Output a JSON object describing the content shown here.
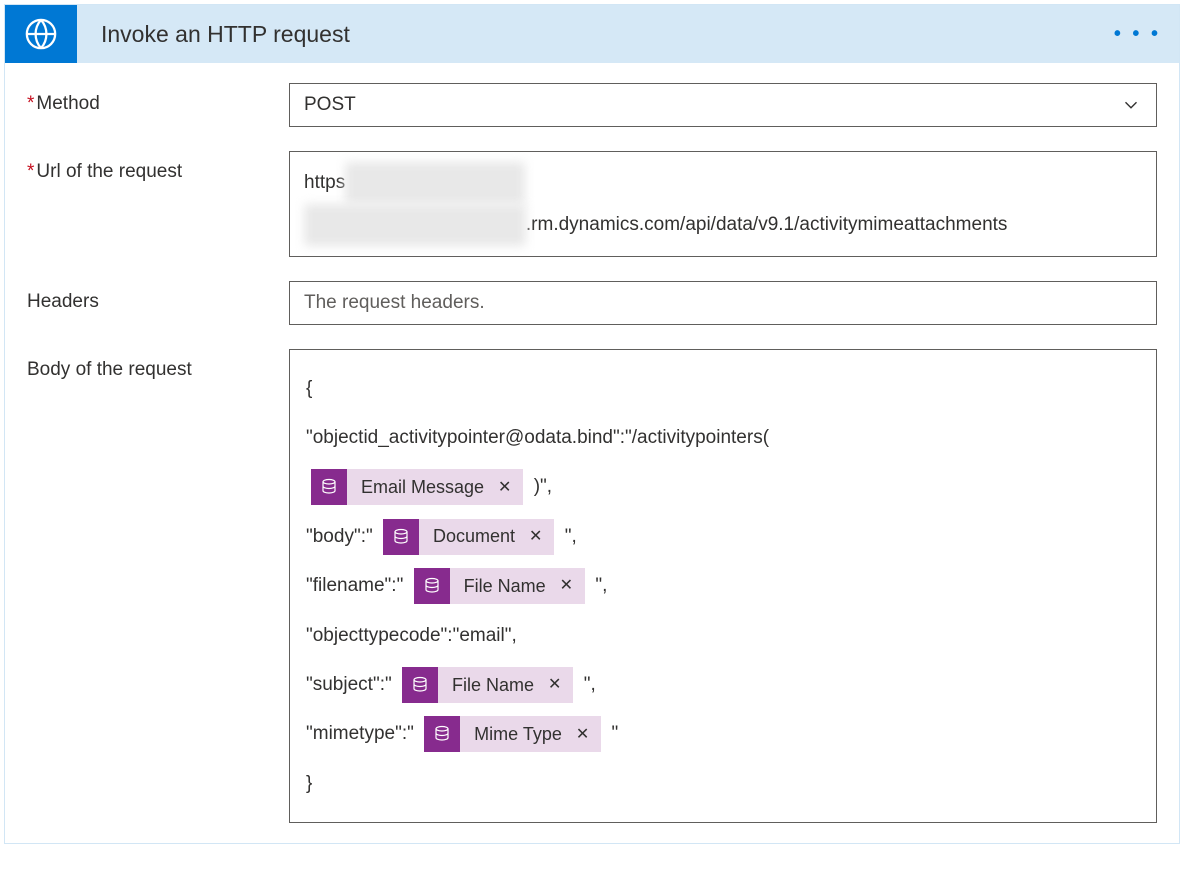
{
  "header": {
    "title": "Invoke an HTTP request"
  },
  "fields": {
    "method": {
      "label": "Method",
      "value": "POST"
    },
    "url": {
      "label": "Url of the request",
      "prefix": "https",
      "suffix": ".rm.dynamics.com/api/data/v9.1/activitymimeattachments"
    },
    "headers": {
      "label": "Headers",
      "placeholder": "The request headers."
    },
    "body": {
      "label": "Body of the request",
      "open_brace": "{",
      "close_brace": "}",
      "lines": {
        "l1a": "\"objectid_activitypointer@odata.bind\":\"/activitypointers(",
        "l1b": ")\",",
        "l2a": "\"body\":\"",
        "l2b": "\",",
        "l3a": "\"filename\":\"",
        "l3b": "\",",
        "l4": "\"objecttypecode\":\"email\",",
        "l5a": "\"subject\":\"",
        "l5b": "\",",
        "l6a": "\"mimetype\":\"",
        "l6b": "\""
      },
      "tokens": {
        "email_message": "Email Message",
        "document": "Document",
        "file_name": "File Name",
        "mime_type": "Mime Type"
      }
    }
  }
}
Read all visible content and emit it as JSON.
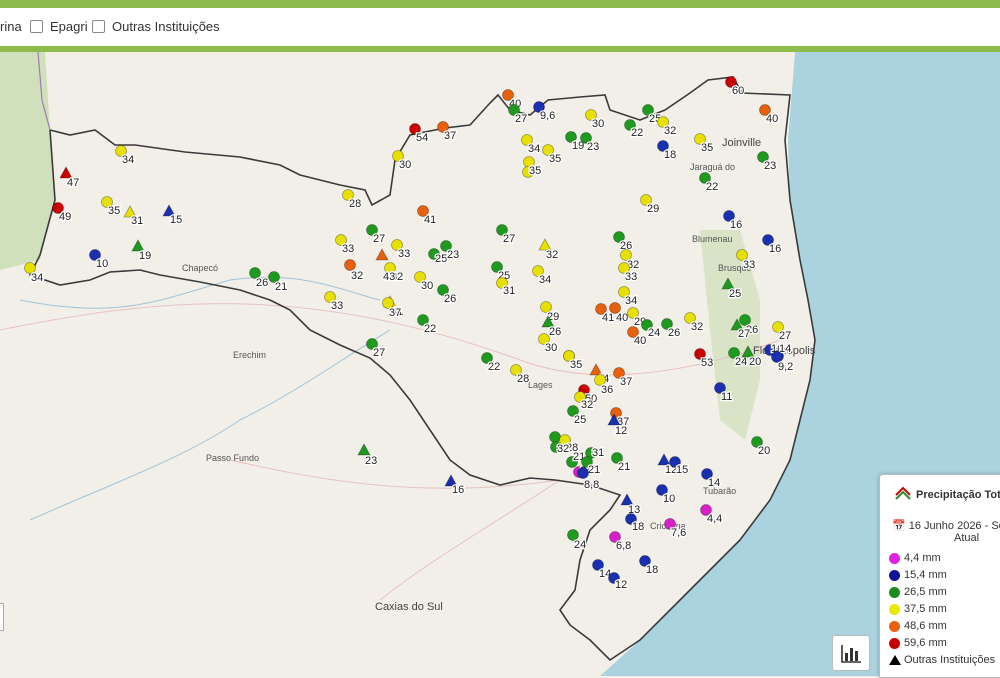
{
  "filters": [
    {
      "label": "rina"
    },
    {
      "label": "Epagri"
    },
    {
      "label": "Outras Instituições"
    }
  ],
  "legend": {
    "title": "Precipitação Tot",
    "date": "16 Junho 2026 - So",
    "subtitle": "Atual",
    "classes": [
      {
        "label": "4,4 mm",
        "color": "#e020e0"
      },
      {
        "label": "15,4 mm",
        "color": "#10109a"
      },
      {
        "label": "26,5 mm",
        "color": "#1a8c1a"
      },
      {
        "label": "37,5 mm",
        "color": "#e8e800"
      },
      {
        "label": "48,6 mm",
        "color": "#e86010"
      },
      {
        "label": "59,6 mm",
        "color": "#c80000"
      }
    ],
    "other_institutions_label": "Outras Instituições"
  },
  "cities": [
    "Joinville",
    "Jaraguá do",
    "Blumenau",
    "Brusque",
    "Florianópolis",
    "Chapecó",
    "Erechim",
    "Passo Fundo",
    "Caxias do Sul",
    "Criciúma",
    "Tubarão",
    "Lages"
  ],
  "stations": [
    {
      "v": "47",
      "c": "r",
      "t": 1
    },
    {
      "v": "49",
      "c": "r",
      "t": 0
    },
    {
      "v": "34",
      "c": "y",
      "t": 0
    },
    {
      "v": "35",
      "c": "y",
      "t": 0
    },
    {
      "v": "31",
      "c": "y",
      "t": 1
    },
    {
      "v": "15",
      "c": "b",
      "t": 1
    },
    {
      "v": "10",
      "c": "b",
      "t": 0
    },
    {
      "v": "19",
      "c": "g",
      "t": 1
    },
    {
      "v": "34",
      "c": "y",
      "t": 0
    },
    {
      "v": "26",
      "c": "g",
      "t": 0
    },
    {
      "v": "21",
      "c": "g",
      "t": 0
    },
    {
      "v": "33",
      "c": "y",
      "t": 0
    },
    {
      "v": "28",
      "c": "y",
      "t": 0
    },
    {
      "v": "27",
      "c": "g",
      "t": 0
    },
    {
      "v": "33",
      "c": "y",
      "t": 0
    },
    {
      "v": "33",
      "c": "y",
      "t": 0
    },
    {
      "v": "32",
      "c": "y",
      "t": 0
    },
    {
      "v": "32",
      "c": "o",
      "t": 0
    },
    {
      "v": "43",
      "c": "o",
      "t": 1
    },
    {
      "v": "41",
      "c": "y",
      "t": 1
    },
    {
      "v": "41",
      "c": "o",
      "t": 0
    },
    {
      "v": "30",
      "c": "y",
      "t": 0
    },
    {
      "v": "25",
      "c": "g",
      "t": 0
    },
    {
      "v": "23",
      "c": "g",
      "t": 0
    },
    {
      "v": "26",
      "c": "g",
      "t": 0
    },
    {
      "v": "37",
      "c": "y",
      "t": 0
    },
    {
      "v": "22",
      "c": "g",
      "t": 0
    },
    {
      "v": "27",
      "c": "g",
      "t": 0
    },
    {
      "v": "54",
      "c": "r",
      "t": 0
    },
    {
      "v": "37",
      "c": "o",
      "t": 0
    },
    {
      "v": "30",
      "c": "y",
      "t": 0
    },
    {
      "v": "40",
      "c": "o",
      "t": 0
    },
    {
      "v": "27",
      "c": "g",
      "t": 0
    },
    {
      "v": "9,6",
      "c": "b",
      "t": 0
    },
    {
      "v": "30",
      "c": "y",
      "t": 0
    },
    {
      "v": "19",
      "c": "g",
      "t": 0
    },
    {
      "v": "23",
      "c": "g",
      "t": 0
    },
    {
      "v": "34",
      "c": "y",
      "t": 0
    },
    {
      "v": "35",
      "c": "y",
      "t": 0
    },
    {
      "v": "37",
      "c": "y",
      "t": 0
    },
    {
      "v": "35",
      "c": "y",
      "t": 0
    },
    {
      "v": "27",
      "c": "g",
      "t": 0
    },
    {
      "v": "25",
      "c": "g",
      "t": 0
    },
    {
      "v": "31",
      "c": "y",
      "t": 0
    },
    {
      "v": "22",
      "c": "g",
      "t": 0
    },
    {
      "v": "28",
      "c": "y",
      "t": 0
    },
    {
      "v": "32",
      "c": "y",
      "t": 1
    },
    {
      "v": "34",
      "c": "y",
      "t": 0
    },
    {
      "v": "29",
      "c": "y",
      "t": 0
    },
    {
      "v": "26",
      "c": "g",
      "t": 1
    },
    {
      "v": "30",
      "c": "y",
      "t": 0
    },
    {
      "v": "35",
      "c": "y",
      "t": 0
    },
    {
      "v": "25",
      "c": "g",
      "t": 0
    },
    {
      "v": "22",
      "c": "g",
      "t": 0
    },
    {
      "v": "32",
      "c": "y",
      "t": 0
    },
    {
      "v": "18",
      "c": "b",
      "t": 0
    },
    {
      "v": "35",
      "c": "y",
      "t": 0
    },
    {
      "v": "29",
      "c": "y",
      "t": 0
    },
    {
      "v": "26",
      "c": "g",
      "t": 0
    },
    {
      "v": "32",
      "c": "y",
      "t": 0
    },
    {
      "v": "33",
      "c": "y",
      "t": 0
    },
    {
      "v": "34",
      "c": "y",
      "t": 0
    },
    {
      "v": "41",
      "c": "o",
      "t": 0
    },
    {
      "v": "40",
      "c": "o",
      "t": 0
    },
    {
      "v": "29",
      "c": "y",
      "t": 0
    },
    {
      "v": "24",
      "c": "g",
      "t": 0
    },
    {
      "v": "26",
      "c": "g",
      "t": 0
    },
    {
      "v": "40",
      "c": "o",
      "t": 0
    },
    {
      "v": "32",
      "c": "y",
      "t": 0
    },
    {
      "v": "60",
      "c": "r",
      "t": 0
    },
    {
      "v": "40",
      "c": "o",
      "t": 0
    },
    {
      "v": "23",
      "c": "g",
      "t": 0
    },
    {
      "v": "22",
      "c": "g",
      "t": 0
    },
    {
      "v": "16",
      "c": "b",
      "t": 0
    },
    {
      "v": "16",
      "c": "b",
      "t": 0
    },
    {
      "v": "33",
      "c": "y",
      "t": 0
    },
    {
      "v": "25",
      "c": "g",
      "t": 1
    },
    {
      "v": "26",
      "c": "g",
      "t": 0
    },
    {
      "v": "27",
      "c": "g",
      "t": 1
    },
    {
      "v": "27",
      "c": "y",
      "t": 0
    },
    {
      "v": "53",
      "c": "r",
      "t": 0
    },
    {
      "v": "24",
      "c": "g",
      "t": 0
    },
    {
      "v": "20",
      "c": "g",
      "t": 1
    },
    {
      "v": "16",
      "c": "b",
      "t": 0
    },
    {
      "v": "14",
      "c": "b",
      "t": 0
    },
    {
      "v": "9,2",
      "c": "b",
      "t": 0
    },
    {
      "v": "11",
      "c": "b",
      "t": 0
    },
    {
      "v": "20",
      "c": "g",
      "t": 0
    },
    {
      "v": "35",
      "c": "y",
      "t": 0
    },
    {
      "v": "44",
      "c": "o",
      "t": 1
    },
    {
      "v": "37",
      "c": "o",
      "t": 0
    },
    {
      "v": "36",
      "c": "y",
      "t": 0
    },
    {
      "v": "50",
      "c": "r",
      "t": 0
    },
    {
      "v": "32",
      "c": "y",
      "t": 0
    },
    {
      "v": "25",
      "c": "g",
      "t": 0
    },
    {
      "v": "37",
      "c": "o",
      "t": 0
    },
    {
      "v": "12",
      "c": "b",
      "t": 1
    },
    {
      "v": "24",
      "c": "g",
      "t": 0
    },
    {
      "v": "28",
      "c": "y",
      "t": 0
    },
    {
      "v": "32",
      "c": "g",
      "t": 0
    },
    {
      "v": "31",
      "c": "g",
      "t": 0
    },
    {
      "v": "21",
      "c": "g",
      "t": 0
    },
    {
      "v": "24",
      "c": "m",
      "t": 0
    },
    {
      "v": "21",
      "c": "g",
      "t": 0
    },
    {
      "v": "8,8",
      "c": "b",
      "t": 0
    },
    {
      "v": "21",
      "c": "g",
      "t": 0
    },
    {
      "v": "12",
      "c": "b",
      "t": 1
    },
    {
      "v": "15",
      "c": "b",
      "t": 0
    },
    {
      "v": "14",
      "c": "b",
      "t": 0
    },
    {
      "v": "10",
      "c": "b",
      "t": 0
    },
    {
      "v": "13",
      "c": "b",
      "t": 1
    },
    {
      "v": "18",
      "c": "b",
      "t": 0
    },
    {
      "v": "4,4",
      "c": "m",
      "t": 0
    },
    {
      "v": "7,6",
      "c": "m",
      "t": 0
    },
    {
      "v": "6,8",
      "c": "m",
      "t": 0
    },
    {
      "v": "24",
      "c": "g",
      "t": 0
    },
    {
      "v": "18",
      "c": "b",
      "t": 0
    },
    {
      "v": "14",
      "c": "b",
      "t": 0
    },
    {
      "v": "12",
      "c": "b",
      "t": 0
    },
    {
      "v": "23",
      "c": "g",
      "t": 1
    },
    {
      "v": "16",
      "c": "b",
      "t": 1
    }
  ],
  "colors": {
    "r": "#cc0000",
    "o": "#e8600c",
    "y": "#e8e000",
    "g": "#1e9a1e",
    "b": "#1a30b0",
    "m": "#d820c8"
  }
}
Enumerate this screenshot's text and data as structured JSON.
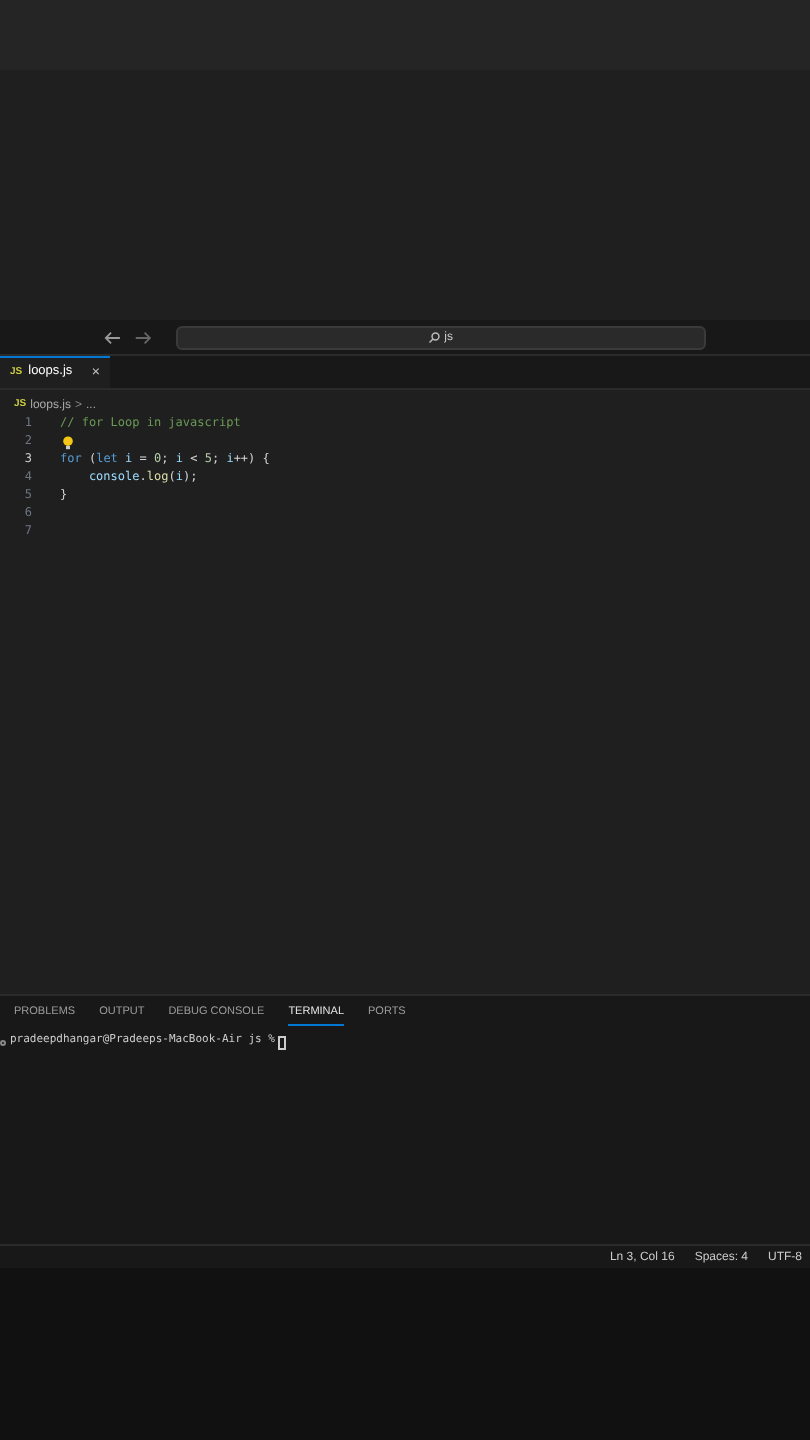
{
  "command_center": {
    "search_text": "js"
  },
  "tabs": [
    {
      "label": "loops.js",
      "icon": "JS",
      "close": "×",
      "selected": true
    }
  ],
  "breadcrumb": {
    "icon": "JS",
    "file": "loops.js",
    "separator": ">",
    "rest": "..."
  },
  "editor": {
    "lines": [
      {
        "number": "1",
        "active": false,
        "tokens": [
          {
            "kind": "comment",
            "text": "// for Loop in javascript"
          }
        ]
      },
      {
        "number": "2",
        "active": false,
        "lightbulb": true
      },
      {
        "number": "3",
        "active": true,
        "tokens": [
          {
            "kind": "keyword",
            "text": "for"
          },
          {
            "kind": "plain",
            "text": " ("
          },
          {
            "kind": "keyword",
            "text": "let"
          },
          {
            "kind": "variable",
            "text": " i "
          },
          {
            "kind": "plain",
            "text": "= "
          },
          {
            "kind": "number",
            "text": "0"
          },
          {
            "kind": "plain",
            "text": "; "
          },
          {
            "kind": "variable",
            "text": "i"
          },
          {
            "kind": "plain",
            "text": " < "
          },
          {
            "kind": "number",
            "text": "5"
          },
          {
            "kind": "plain",
            "text": "; "
          },
          {
            "kind": "variable",
            "text": "i"
          },
          {
            "kind": "plain",
            "text": "++) {"
          }
        ]
      },
      {
        "number": "4",
        "active": false,
        "tokens": [
          {
            "kind": "variable",
            "text": "    console"
          },
          {
            "kind": "plain",
            "text": "."
          },
          {
            "kind": "function",
            "text": "log"
          },
          {
            "kind": "plain",
            "text": "("
          },
          {
            "kind": "variable",
            "text": "i"
          },
          {
            "kind": "plain",
            "text": ");"
          }
        ]
      },
      {
        "number": "5",
        "active": false,
        "tokens": [
          {
            "kind": "plain",
            "text": "}"
          }
        ]
      },
      {
        "number": "6",
        "active": false
      },
      {
        "number": "7",
        "active": false
      }
    ]
  },
  "panel_tabs": [
    {
      "label": "PROBLEMS",
      "selected": false
    },
    {
      "label": "OUTPUT",
      "selected": false
    },
    {
      "label": "DEBUG CONSOLE",
      "selected": false
    },
    {
      "label": "TERMINAL",
      "selected": true
    },
    {
      "label": "PORTS",
      "selected": false
    }
  ],
  "terminal": {
    "prompt": "pradeepdhangar@Pradeeps-MacBook-Air js %"
  },
  "status_bar": [
    "Ln 3, Col 16",
    "Spaces: 4",
    "UTF-8"
  ]
}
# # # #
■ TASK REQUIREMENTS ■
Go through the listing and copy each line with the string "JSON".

■ EXERCISE RESPONSE ■
Output a JSON object describing the content shown here.
Read all visible content and emit it as JSON.
Enumerate this screenshot's text and data as structured JSON.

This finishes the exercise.